“Where do I fit in?” I asked.
“You are part of our world now,” the boy said. “You live under Mount Usakam.”
“It looks like the real world to me,” I said, staring out at the dawn and the day rising in the East.
“It’ll always look like the real world,” the thin girl said. “But it’s not the same world.”
“Well,” I said, “Everything changes. It’s never the same world.”
The girl shook her head.
“Our giant cockatoo saved you from time paralysis,” she told me. “Thanks to your suet generosity.”
“The fact you had no fear impressed our mighty toucan,” the boy added. “You climbed right up onto its beak.”
I saw a figure up on the gravel hill, pushing a large rock towards the peak.
“That looks like my dad,” I said.
“It is your dad,” the girl told me. “He’s hard at work under Mount Usakam.”
“I thought he was in the senior’s residence.”
“That is in the world above,” the girl laughed and pulled on the bottom of her yellow T shirt on which I could vaguely perceive a likeness of the “cockatoo.”
“Well, is there part of me that’s still in this “world above,” talking numerology with the Lillaces?”
“I don’t think you want to find out,” said the boy.
“What doesn’t move in time disappears in time,” the girl added.
I noticed both the kids wore packsacks.
“We’re off to school now,” they said. “We’ll be back round four.”
“I know where you’re going,” I said. “To the center of the earth like Cassandra.”
“I guess you’ve got our number,” the girl waved, as the two slipped out the front door.
I didn’t check to see where they went.
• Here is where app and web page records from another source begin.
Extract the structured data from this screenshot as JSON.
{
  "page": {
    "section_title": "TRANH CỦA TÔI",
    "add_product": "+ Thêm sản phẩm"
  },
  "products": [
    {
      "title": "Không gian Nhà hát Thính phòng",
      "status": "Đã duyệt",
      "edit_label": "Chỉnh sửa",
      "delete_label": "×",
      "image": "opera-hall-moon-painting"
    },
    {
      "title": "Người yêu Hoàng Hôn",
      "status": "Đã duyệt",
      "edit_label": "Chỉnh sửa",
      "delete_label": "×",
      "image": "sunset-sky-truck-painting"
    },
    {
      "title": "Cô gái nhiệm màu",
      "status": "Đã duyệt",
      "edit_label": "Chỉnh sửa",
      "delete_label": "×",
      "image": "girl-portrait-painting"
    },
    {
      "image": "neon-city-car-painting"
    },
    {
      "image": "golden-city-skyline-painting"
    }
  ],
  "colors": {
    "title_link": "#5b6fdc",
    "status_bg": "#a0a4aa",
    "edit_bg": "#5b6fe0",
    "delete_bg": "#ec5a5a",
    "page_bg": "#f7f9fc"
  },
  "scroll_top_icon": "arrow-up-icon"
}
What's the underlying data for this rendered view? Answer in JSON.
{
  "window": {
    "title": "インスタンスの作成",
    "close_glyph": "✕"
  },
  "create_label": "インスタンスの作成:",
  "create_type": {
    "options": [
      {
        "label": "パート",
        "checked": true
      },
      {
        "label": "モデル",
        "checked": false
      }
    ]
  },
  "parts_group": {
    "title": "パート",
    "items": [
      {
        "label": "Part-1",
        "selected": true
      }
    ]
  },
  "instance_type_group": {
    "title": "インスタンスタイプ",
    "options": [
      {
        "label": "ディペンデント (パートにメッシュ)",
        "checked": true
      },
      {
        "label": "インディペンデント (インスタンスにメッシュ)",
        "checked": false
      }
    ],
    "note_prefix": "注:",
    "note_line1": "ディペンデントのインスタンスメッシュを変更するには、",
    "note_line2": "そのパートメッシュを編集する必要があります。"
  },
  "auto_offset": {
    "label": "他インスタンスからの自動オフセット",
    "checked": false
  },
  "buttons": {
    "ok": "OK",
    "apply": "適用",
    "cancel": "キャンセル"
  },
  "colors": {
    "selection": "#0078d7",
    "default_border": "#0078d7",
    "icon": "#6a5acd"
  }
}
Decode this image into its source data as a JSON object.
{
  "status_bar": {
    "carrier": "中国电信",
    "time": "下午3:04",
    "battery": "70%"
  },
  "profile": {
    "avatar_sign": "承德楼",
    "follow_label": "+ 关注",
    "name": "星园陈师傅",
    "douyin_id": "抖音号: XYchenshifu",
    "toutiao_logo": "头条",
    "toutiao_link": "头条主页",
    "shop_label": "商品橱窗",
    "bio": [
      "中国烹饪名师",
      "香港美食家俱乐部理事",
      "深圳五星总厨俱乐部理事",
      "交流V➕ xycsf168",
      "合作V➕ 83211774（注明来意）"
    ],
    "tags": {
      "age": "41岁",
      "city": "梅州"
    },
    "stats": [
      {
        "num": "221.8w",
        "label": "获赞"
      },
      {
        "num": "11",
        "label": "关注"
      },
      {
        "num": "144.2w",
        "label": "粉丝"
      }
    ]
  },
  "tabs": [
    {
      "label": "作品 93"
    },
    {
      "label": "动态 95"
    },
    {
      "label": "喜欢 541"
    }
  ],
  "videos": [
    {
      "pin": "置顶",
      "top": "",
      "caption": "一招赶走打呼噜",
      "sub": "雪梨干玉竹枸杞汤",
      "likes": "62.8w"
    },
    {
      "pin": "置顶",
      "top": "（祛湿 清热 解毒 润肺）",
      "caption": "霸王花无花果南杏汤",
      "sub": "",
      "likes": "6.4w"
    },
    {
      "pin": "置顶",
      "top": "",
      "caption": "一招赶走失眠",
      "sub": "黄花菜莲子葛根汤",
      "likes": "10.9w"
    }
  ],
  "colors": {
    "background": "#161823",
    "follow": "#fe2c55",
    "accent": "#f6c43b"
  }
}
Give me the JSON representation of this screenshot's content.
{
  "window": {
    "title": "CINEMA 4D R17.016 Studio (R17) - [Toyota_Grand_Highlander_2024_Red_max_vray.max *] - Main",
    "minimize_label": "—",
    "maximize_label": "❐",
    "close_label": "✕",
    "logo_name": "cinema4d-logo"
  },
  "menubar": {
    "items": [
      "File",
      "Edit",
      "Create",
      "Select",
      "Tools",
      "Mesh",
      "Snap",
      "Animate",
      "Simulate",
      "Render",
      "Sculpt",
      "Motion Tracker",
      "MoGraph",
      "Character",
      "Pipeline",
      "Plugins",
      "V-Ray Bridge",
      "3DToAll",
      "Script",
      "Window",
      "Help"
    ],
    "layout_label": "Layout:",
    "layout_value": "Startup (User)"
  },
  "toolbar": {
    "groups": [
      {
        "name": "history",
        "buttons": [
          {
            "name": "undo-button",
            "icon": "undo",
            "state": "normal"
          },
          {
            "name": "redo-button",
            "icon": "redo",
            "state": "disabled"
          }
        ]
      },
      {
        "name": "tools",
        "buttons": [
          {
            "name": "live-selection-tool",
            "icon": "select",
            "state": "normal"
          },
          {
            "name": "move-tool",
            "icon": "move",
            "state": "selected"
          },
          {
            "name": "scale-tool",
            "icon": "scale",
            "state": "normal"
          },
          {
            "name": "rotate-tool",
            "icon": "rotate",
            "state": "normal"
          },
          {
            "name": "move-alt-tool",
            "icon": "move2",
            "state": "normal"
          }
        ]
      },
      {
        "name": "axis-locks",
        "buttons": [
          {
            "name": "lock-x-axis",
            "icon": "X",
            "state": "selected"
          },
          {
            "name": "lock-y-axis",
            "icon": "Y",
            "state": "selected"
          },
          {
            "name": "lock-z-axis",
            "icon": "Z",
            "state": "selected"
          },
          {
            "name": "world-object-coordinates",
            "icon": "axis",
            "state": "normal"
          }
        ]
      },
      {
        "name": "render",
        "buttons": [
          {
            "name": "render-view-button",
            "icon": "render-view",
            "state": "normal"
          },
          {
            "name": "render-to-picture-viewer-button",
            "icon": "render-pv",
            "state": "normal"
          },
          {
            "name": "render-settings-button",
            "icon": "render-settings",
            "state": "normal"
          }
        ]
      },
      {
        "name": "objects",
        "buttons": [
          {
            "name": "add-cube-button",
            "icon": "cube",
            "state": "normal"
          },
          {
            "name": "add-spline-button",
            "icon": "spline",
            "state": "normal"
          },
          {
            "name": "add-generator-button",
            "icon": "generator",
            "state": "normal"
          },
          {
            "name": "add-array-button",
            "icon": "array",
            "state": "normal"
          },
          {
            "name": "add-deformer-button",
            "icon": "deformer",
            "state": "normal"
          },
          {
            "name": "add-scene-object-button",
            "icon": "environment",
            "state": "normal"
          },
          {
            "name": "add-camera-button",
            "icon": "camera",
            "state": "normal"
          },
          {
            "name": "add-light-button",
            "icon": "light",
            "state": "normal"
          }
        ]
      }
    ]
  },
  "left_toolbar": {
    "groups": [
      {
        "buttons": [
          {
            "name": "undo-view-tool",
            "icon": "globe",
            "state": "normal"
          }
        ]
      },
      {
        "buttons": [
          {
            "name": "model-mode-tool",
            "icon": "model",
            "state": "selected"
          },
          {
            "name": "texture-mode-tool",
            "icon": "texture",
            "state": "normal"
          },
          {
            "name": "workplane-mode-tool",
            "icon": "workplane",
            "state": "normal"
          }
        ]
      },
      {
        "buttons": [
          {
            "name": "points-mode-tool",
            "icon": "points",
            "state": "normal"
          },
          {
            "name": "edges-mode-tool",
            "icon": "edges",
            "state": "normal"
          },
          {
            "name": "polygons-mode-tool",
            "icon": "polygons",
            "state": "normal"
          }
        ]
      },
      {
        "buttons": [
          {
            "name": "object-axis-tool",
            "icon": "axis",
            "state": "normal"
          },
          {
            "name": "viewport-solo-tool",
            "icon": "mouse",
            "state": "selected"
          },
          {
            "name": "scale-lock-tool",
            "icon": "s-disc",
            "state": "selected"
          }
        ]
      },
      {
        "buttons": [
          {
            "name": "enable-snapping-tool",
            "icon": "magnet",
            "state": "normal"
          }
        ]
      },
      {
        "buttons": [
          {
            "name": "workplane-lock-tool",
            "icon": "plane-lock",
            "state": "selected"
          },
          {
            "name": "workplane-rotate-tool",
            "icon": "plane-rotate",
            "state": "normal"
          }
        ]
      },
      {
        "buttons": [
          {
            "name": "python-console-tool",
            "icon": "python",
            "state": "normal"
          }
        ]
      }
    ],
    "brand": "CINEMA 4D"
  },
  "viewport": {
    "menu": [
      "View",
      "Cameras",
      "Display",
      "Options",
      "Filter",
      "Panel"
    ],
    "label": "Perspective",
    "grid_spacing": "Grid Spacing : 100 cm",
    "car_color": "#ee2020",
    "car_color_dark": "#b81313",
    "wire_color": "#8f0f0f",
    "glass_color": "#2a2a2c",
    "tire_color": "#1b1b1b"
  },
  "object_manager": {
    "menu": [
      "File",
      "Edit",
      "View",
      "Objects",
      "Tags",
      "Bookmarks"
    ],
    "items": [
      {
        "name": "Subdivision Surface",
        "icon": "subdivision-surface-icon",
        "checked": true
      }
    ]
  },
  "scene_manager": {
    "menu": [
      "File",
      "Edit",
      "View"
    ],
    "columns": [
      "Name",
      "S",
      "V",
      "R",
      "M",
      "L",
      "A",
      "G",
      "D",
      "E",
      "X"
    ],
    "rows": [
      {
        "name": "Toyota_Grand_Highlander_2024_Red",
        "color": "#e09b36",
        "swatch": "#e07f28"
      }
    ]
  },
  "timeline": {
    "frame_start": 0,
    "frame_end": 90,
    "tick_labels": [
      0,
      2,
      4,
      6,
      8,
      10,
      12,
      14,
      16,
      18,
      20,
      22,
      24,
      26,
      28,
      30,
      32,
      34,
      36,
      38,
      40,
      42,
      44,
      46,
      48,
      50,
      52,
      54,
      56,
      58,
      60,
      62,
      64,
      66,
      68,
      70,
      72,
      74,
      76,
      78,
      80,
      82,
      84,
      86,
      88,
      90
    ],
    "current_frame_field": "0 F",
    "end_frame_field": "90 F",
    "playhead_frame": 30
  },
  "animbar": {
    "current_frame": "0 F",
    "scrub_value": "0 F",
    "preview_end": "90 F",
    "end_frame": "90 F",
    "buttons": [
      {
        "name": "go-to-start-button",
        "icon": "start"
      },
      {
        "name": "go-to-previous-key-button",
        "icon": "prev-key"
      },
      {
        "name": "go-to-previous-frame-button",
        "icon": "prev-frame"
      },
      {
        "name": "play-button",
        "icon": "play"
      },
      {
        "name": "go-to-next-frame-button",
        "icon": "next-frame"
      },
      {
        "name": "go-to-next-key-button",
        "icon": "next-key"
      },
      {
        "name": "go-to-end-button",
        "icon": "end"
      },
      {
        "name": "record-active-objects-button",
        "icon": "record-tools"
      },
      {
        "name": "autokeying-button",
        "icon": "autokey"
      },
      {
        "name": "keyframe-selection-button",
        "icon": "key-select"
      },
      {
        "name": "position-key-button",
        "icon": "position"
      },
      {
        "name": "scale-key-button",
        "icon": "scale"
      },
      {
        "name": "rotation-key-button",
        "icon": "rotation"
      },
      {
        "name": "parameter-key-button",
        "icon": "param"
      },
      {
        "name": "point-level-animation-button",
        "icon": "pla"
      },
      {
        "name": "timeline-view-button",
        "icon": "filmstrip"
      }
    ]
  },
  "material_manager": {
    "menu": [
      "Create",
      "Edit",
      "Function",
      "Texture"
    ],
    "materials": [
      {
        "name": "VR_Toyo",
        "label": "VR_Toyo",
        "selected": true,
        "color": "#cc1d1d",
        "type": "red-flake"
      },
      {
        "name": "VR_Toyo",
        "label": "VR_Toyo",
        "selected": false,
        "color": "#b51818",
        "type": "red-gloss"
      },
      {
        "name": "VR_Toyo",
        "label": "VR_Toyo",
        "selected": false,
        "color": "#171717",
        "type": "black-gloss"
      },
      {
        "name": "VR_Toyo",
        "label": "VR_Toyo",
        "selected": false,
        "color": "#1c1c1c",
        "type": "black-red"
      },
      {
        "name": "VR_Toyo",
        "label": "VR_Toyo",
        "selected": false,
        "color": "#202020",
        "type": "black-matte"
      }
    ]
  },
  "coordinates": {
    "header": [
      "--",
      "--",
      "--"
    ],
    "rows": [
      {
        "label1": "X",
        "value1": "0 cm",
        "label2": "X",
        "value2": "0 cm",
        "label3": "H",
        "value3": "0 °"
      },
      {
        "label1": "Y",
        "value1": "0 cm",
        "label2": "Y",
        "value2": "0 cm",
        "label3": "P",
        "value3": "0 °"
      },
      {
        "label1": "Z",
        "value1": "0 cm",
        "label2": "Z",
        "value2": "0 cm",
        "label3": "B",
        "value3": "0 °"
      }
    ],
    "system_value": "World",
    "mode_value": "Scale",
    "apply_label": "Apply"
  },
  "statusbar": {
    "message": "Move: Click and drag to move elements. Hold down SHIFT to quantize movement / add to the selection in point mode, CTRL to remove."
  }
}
I rummaged in the Lillace’s cupboards. I discovered some expired beef jerky, then tried to follow the figure who resembled Dad, but he’d disappeared into the bush at the top of the gravel pit.
I spent a while looking for the bird, just to be on the safe side, then wandered down the road to Dad’s house. The garden looked good, plenty of raspberries. I knocked on the door for politeness’ sake, and no-one answered. I went in. I half-expected the Lillaces to still be there, playing scrabble.
“Who’s winning the game?” I shouted.
All stayed silent. In the living room, I upturned a very old teapot that contained no water and a few remnants of a dry brown material. I heard a snuffling sound from my bedroom, then a banging from behind the door. I opened it with a flourish, and my dog Fanto jumped into my arms.
“All’s well,” I said. “I remember I put you in here last night. You must be hungry.”
Fanto jumped on the table and licked up what was on it while I rummaged the deep freeze to find her a better snack. She hadn’t changed a whisker.
Even if I existed beneath the mountain only to serve child demons, I could still take my fiendish dog for a walk. I decided to go out while it was still light, before the owls awakened under the huge dome above, that apparently was no longer the sky.
Harrison Kim lives and writes out of Victoria, Canada. He grew up near a giant gravel pit, beneath which came volcanic rumblings. Stories appear in The Horror Zine, Bewildering Stories, Blue Lake Review, and others.